In the entries that follow, find every line containing "date" and copy it.

====== Source records ======

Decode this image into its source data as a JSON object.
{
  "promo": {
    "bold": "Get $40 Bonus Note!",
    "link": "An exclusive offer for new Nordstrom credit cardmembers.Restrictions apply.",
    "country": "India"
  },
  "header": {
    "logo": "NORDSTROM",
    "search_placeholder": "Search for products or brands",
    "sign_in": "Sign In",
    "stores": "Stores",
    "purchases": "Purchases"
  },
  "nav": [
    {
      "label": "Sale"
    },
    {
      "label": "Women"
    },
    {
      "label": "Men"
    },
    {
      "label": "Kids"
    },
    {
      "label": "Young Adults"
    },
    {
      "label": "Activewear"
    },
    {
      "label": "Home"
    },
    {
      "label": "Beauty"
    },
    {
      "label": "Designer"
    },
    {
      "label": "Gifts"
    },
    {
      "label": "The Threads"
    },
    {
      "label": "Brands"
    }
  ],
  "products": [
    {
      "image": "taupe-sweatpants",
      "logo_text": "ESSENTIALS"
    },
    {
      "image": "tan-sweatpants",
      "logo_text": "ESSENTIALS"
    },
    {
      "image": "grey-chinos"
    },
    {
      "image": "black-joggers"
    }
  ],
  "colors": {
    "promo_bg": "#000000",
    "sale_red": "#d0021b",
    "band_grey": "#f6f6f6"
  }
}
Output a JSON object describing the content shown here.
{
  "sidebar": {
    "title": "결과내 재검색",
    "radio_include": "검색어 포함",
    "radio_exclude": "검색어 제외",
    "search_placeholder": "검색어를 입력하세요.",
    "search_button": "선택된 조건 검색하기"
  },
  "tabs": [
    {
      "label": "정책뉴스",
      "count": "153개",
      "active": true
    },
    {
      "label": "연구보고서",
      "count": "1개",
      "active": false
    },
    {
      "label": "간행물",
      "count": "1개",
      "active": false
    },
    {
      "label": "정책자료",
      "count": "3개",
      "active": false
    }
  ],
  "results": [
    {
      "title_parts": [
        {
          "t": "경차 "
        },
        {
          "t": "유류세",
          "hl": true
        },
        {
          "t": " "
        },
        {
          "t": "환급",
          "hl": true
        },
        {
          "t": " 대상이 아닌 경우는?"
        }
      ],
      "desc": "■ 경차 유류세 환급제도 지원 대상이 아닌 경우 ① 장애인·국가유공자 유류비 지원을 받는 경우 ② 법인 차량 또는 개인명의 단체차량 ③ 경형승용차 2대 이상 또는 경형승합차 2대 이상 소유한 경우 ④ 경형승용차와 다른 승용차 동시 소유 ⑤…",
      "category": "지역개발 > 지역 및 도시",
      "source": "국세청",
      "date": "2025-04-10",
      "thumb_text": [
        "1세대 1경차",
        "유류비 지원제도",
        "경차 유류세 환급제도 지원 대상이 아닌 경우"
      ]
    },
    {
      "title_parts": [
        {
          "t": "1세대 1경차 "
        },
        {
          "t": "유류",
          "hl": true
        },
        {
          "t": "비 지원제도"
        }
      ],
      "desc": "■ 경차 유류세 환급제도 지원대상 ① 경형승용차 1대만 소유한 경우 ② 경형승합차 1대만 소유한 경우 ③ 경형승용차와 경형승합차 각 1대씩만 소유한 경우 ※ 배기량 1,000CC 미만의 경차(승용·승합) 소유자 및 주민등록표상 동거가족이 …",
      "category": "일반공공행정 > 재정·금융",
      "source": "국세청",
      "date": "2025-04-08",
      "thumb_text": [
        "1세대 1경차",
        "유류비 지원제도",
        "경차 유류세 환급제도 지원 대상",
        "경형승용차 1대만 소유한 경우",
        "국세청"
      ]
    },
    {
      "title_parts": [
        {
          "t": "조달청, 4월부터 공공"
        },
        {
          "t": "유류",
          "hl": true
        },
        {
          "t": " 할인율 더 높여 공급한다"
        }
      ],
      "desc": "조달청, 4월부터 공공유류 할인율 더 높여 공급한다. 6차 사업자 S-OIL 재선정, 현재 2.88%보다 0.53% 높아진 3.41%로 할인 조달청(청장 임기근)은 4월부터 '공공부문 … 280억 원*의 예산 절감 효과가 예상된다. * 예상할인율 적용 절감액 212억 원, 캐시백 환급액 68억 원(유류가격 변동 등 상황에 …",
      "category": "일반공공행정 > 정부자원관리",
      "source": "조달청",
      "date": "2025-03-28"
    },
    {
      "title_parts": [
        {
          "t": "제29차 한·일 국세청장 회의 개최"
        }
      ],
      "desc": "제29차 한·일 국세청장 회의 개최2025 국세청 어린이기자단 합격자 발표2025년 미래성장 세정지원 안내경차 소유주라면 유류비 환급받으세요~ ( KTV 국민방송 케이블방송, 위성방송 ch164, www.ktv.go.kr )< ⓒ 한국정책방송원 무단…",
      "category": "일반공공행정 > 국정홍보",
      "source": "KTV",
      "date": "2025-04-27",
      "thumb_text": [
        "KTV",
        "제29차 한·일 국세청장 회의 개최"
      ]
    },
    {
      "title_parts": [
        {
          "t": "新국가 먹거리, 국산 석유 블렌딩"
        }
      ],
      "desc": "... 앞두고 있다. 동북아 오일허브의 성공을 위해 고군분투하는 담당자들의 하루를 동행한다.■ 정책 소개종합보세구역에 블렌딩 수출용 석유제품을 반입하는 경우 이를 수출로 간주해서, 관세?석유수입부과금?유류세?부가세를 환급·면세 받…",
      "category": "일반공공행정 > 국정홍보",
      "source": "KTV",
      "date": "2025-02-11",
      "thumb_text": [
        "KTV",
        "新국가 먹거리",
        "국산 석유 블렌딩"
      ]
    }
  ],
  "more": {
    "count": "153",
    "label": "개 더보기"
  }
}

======
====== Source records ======

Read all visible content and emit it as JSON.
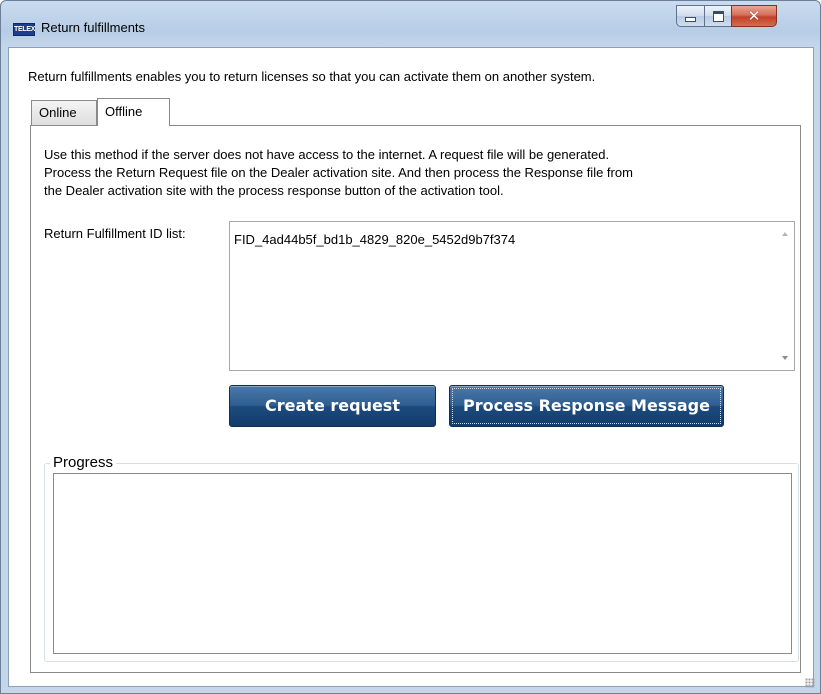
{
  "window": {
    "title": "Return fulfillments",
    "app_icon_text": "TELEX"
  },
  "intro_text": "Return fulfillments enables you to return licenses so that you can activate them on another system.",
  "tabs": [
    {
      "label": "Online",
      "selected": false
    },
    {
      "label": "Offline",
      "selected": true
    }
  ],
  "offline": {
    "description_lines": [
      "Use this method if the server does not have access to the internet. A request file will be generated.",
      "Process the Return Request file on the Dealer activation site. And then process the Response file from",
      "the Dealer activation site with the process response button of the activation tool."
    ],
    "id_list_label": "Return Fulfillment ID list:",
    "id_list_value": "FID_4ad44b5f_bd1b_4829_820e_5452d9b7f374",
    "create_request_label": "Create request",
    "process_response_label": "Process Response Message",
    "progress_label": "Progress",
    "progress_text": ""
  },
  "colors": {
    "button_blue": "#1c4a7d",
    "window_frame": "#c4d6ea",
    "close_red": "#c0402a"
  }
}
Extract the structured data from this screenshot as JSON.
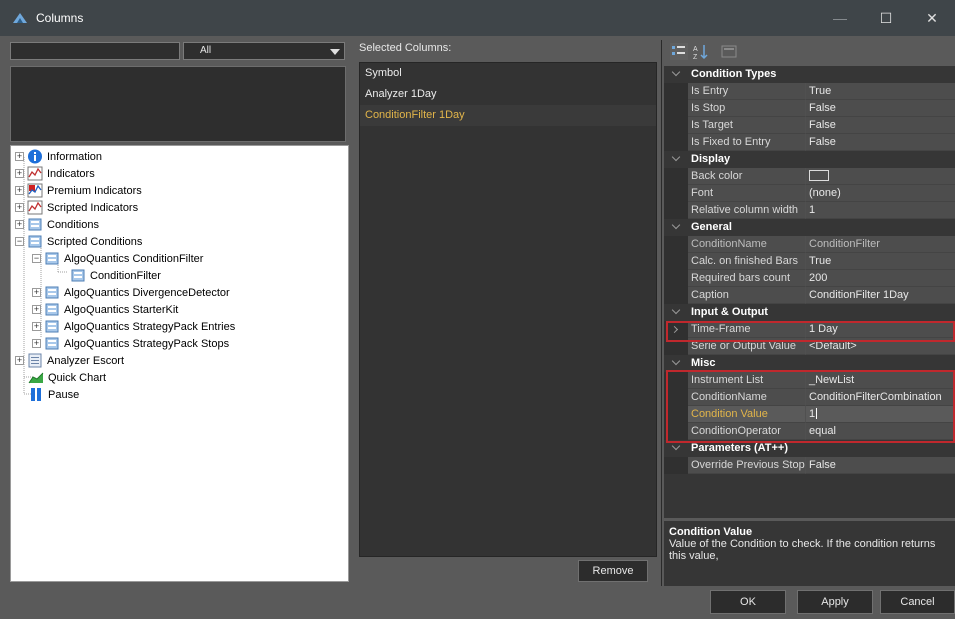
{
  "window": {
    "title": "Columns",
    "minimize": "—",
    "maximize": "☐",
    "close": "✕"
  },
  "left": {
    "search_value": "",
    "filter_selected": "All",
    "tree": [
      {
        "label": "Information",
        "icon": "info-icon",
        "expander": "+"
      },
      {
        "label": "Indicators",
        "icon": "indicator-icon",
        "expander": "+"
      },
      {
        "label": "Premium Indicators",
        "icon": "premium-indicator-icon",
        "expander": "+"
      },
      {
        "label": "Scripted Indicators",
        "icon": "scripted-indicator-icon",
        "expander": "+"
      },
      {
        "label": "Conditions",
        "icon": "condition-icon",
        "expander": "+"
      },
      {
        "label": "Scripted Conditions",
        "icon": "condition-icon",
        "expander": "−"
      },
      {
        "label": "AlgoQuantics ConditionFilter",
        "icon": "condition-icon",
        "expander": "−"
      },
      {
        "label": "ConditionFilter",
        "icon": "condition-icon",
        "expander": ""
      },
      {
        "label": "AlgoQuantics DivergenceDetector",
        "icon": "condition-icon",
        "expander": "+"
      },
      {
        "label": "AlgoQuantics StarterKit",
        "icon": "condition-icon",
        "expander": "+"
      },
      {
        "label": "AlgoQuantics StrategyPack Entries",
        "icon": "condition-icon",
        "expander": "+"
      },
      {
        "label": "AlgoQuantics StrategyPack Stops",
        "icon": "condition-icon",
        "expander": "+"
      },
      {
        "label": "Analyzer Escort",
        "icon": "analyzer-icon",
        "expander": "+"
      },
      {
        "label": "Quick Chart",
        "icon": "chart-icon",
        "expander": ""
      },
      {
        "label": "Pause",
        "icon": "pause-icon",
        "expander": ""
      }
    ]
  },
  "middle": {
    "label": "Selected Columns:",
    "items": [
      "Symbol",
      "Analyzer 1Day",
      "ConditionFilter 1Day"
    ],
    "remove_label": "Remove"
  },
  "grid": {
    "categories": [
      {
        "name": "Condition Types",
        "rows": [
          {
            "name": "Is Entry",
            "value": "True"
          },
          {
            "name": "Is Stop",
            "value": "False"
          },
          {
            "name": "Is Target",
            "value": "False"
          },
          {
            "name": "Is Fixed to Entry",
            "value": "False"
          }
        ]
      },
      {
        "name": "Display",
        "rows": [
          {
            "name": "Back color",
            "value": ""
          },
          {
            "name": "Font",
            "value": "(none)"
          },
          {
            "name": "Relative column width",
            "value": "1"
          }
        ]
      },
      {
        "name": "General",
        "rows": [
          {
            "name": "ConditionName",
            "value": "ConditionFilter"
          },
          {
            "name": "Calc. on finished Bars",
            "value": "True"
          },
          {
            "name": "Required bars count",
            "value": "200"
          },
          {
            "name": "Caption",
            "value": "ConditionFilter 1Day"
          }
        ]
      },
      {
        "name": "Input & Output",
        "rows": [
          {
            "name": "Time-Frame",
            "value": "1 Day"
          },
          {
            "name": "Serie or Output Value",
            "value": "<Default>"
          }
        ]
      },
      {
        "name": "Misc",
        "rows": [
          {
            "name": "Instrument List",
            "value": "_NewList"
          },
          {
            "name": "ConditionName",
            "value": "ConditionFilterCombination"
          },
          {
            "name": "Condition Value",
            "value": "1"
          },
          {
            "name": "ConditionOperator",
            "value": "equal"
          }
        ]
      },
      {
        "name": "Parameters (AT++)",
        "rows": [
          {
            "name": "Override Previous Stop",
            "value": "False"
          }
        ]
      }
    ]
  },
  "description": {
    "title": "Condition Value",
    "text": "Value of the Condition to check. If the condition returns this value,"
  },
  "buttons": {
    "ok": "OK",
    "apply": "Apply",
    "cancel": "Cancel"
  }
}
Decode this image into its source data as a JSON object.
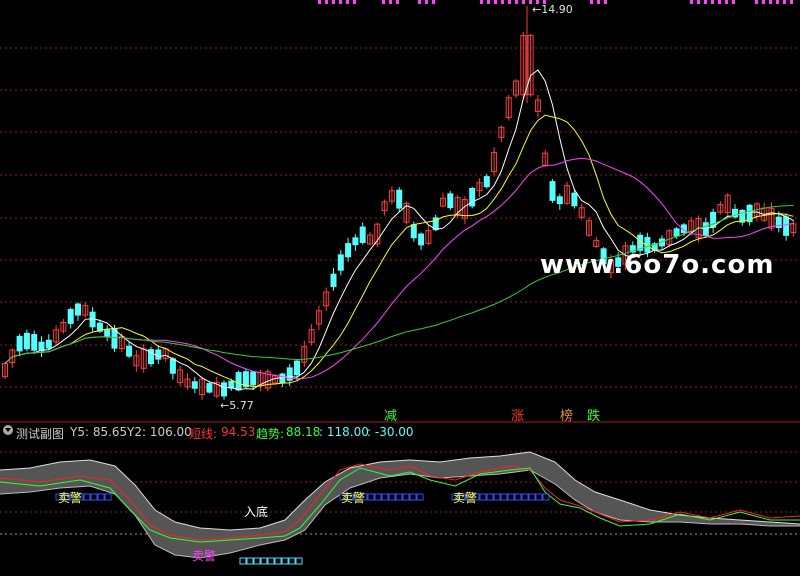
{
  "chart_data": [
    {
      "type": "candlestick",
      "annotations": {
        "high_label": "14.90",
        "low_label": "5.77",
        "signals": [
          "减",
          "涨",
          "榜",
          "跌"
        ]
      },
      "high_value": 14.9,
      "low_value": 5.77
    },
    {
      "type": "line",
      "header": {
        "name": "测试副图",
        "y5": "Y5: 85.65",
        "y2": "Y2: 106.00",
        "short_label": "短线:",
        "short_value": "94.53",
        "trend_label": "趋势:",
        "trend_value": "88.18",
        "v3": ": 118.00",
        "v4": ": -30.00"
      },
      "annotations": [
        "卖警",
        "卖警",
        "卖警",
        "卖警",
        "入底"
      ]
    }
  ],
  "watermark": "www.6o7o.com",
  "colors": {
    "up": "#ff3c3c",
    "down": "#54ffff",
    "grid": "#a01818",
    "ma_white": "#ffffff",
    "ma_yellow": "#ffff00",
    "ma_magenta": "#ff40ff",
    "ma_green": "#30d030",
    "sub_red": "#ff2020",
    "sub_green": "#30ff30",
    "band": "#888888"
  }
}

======

▸ **Task output**:
      "date": "2025-04-10",
      "date": "2025-04-08",
      "date": "2025-03-28"
      "date": "2025-04-27",
      "date": "2025-02-11",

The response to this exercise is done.